Task directions: The lines of the records that include "price" should all be copied.

-- Data supplied follows --

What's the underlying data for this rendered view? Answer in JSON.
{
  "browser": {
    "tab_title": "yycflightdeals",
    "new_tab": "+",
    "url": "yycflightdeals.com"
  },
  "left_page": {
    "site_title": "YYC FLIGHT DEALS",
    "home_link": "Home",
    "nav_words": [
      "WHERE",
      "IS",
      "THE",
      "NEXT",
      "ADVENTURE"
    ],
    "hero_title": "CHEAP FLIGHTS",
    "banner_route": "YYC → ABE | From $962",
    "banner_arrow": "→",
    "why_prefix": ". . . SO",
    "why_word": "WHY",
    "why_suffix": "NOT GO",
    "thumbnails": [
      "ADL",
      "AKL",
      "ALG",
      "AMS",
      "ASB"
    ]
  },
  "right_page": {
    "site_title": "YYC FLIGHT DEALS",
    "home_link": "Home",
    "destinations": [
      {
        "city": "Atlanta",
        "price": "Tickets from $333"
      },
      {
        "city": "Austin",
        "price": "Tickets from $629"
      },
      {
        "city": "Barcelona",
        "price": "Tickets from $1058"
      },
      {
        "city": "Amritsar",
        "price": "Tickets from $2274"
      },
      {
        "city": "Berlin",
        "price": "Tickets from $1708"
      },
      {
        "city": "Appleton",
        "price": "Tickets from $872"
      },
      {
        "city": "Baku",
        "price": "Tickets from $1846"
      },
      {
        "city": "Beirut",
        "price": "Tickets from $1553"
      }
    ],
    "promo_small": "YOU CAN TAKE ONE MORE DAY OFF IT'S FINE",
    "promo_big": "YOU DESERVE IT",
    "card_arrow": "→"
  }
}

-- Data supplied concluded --

Response for this exercise:
        "price": "Tickets from $333"
        "price": "Tickets from $629"
        "price": "Tickets from $1058"
        "price": "Tickets from $2274"
        "price": "Tickets from $1708"
        "price": "Tickets from $872"
        "price": "Tickets from $1846"
        "price": "Tickets from $1553"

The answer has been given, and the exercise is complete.